Perth sets sights on urban infill future
Western Australia, and Perth in particular, is home to some stunning landscapes and biodiversity. However, the epidemic of urban sprawl is not only threatening the unique outback and bush settings at Perth’s outer limits, but also the lifestyles of the city’s residents. Many industry bodies and civil groups advocate for urban infill – that is, building new apartments, townhouses and houses for sale within the inner and middle suburbs of the city, rather than extending the boundaries.
Why isn’t urban infill happening now?
Well, in short, it is. But not to the extent that many would like. Every time houses for sale are bought, subdivided and replaced with townhouses or smaller units, urban infill is taking place. The same applies to apartment buildings being built in brownfield sites.
However, governments and planning systems can be slow-moving beasts. While the state wants to promote use of inner- and middle-suburb land, some policies – which can be a step in the right direction for other purposes – can make it harder for infill to take place. For example, the first home owner grant (FHOG) in WA.
“By aiming the FHOG to new constructions only, first home buyers who want more affordable, established homes in older suburbs are being disadvantaged,” said REIWA president David Airey.
“This decision is pushing many first home buyers to the urban fringes, contrary to the State Government’s own urban infill policy.”
Of course, there is also opposition to the cutting up and re-parcelling of old, leafy suburbs. This can be felt from established home owners who wish to retain the character of their suburbs, and protect the value of houses for sale in the area.
However, the counter argument is that creating affordable, higher-density housing solutions in these areas will allow more young families to enjoy growing up in these established neighbourhoods – along with all of the amenities these areas tend to offer.
Who is in favour of urban infill for real estate in Perth?

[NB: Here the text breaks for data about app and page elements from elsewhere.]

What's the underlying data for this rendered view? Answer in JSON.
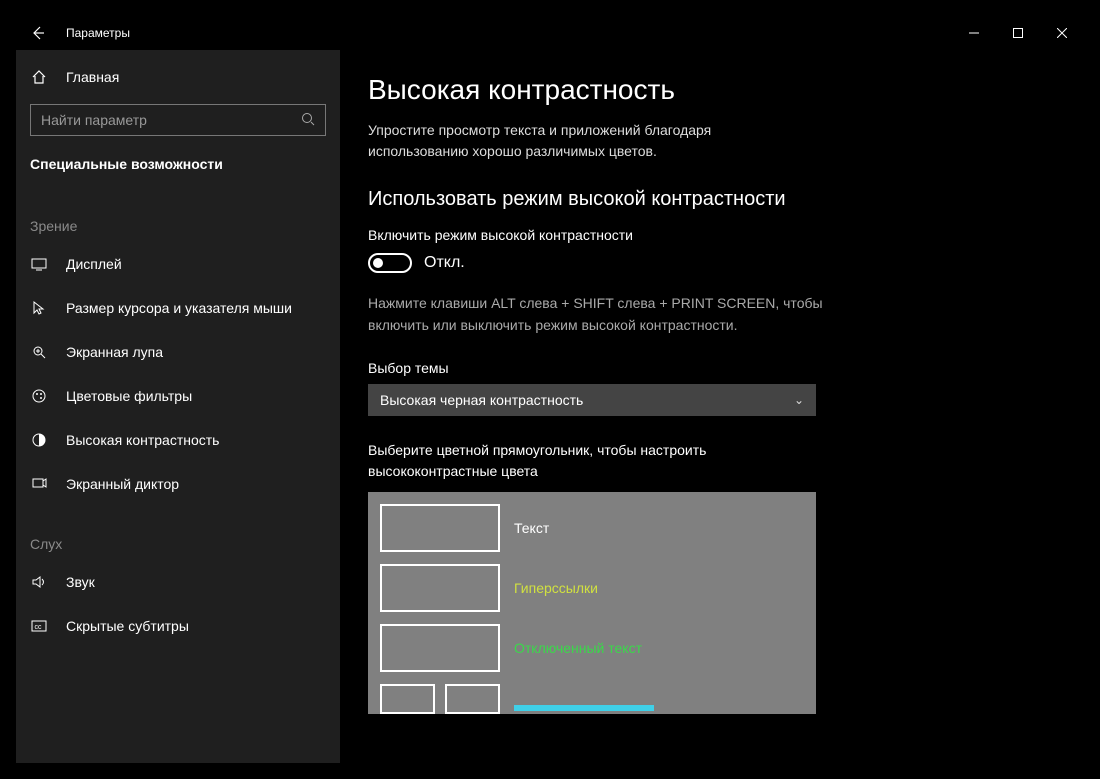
{
  "window": {
    "title": "Параметры"
  },
  "sidebar": {
    "home": "Главная",
    "search_placeholder": "Найти параметр",
    "category": "Специальные возможности",
    "groups": [
      {
        "title": "Зрение",
        "items": [
          {
            "icon": "display-icon",
            "label": "Дисплей"
          },
          {
            "icon": "cursor-icon",
            "label": "Размер курсора и указателя мыши"
          },
          {
            "icon": "magnifier-icon",
            "label": "Экранная лупа"
          },
          {
            "icon": "color-filter-icon",
            "label": "Цветовые фильтры"
          },
          {
            "icon": "contrast-icon",
            "label": "Высокая контрастность"
          },
          {
            "icon": "narrator-icon",
            "label": "Экранный диктор"
          }
        ]
      },
      {
        "title": "Слух",
        "items": [
          {
            "icon": "sound-icon",
            "label": "Звук"
          },
          {
            "icon": "cc-icon",
            "label": "Скрытые субтитры"
          }
        ]
      }
    ]
  },
  "main": {
    "title": "Высокая контрастность",
    "description": "Упростите просмотр текста и приложений благодаря использованию хорошо различимых цветов.",
    "section_use": "Использовать режим высокой контрастности",
    "toggle_label": "Включить режим высокой контрастности",
    "toggle_state": "Откл.",
    "hint": "Нажмите клавиши ALT слева + SHIFT слева + PRINT SCREEN, чтобы включить или выключить режим высокой контрастности.",
    "theme_label": "Выбор темы",
    "theme_value": "Высокая черная контрастность",
    "preview_label": "Выберите цветной прямоугольник, чтобы настроить высококонтрастные цвета",
    "colors": {
      "text": "Текст",
      "hyperlinks": "Гиперссылки",
      "disabled": "Отключенный текст"
    }
  }
}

The Property Council of Australia reports that a wealth of civil society groups and industry bodies are interested in the opportunities that infill housing has for Australian citizens. This is particularly the case in Perth, where urban sprawl is changing the character of the city and stretching it beyond its means.
The range of groups coming out in support of rejuvenating brownfield sites is incredible, with everyone on board from the WA branch of the Planning Institute of Australia through to the Heart Foundation.
“Liveable, compact neighbourhoods are good for health. Healthy design creates the ‘nearness factor’ – where most of our needs – shops, schools, workplaces, public transport and recreation are in close walkable or cycle-able distance to where we live,” said Heart Foundation CEO Maurice Swanson.
“Healthy urban design is linked with lower chronic disease, lower obesity and better heart health.”
And it’s not just our health that stands to benefit from better use of our urban spaces. The advantages for our unique Australian environment are also manifold.
“The environmental benefits of infill development are clear. For every sustainable apartment that is built, less energy is used, less waste is created, less natural bushland is destroyed and more trips are taken by public transport,” said Conservation Council Director Piers Verstegen.
The WA government has outlined that small-scale infill development over time will also help the city to achieve its housing targets, coping with a fast expanding population.
With so many positives on offer, Perth stands to gain a lot from using its land more wisely. Hopeful the local and state governments will be able to find a way to decrease the rate at which the city expands, so that it can concentrate on housing its growing populace within its existing infrastructure.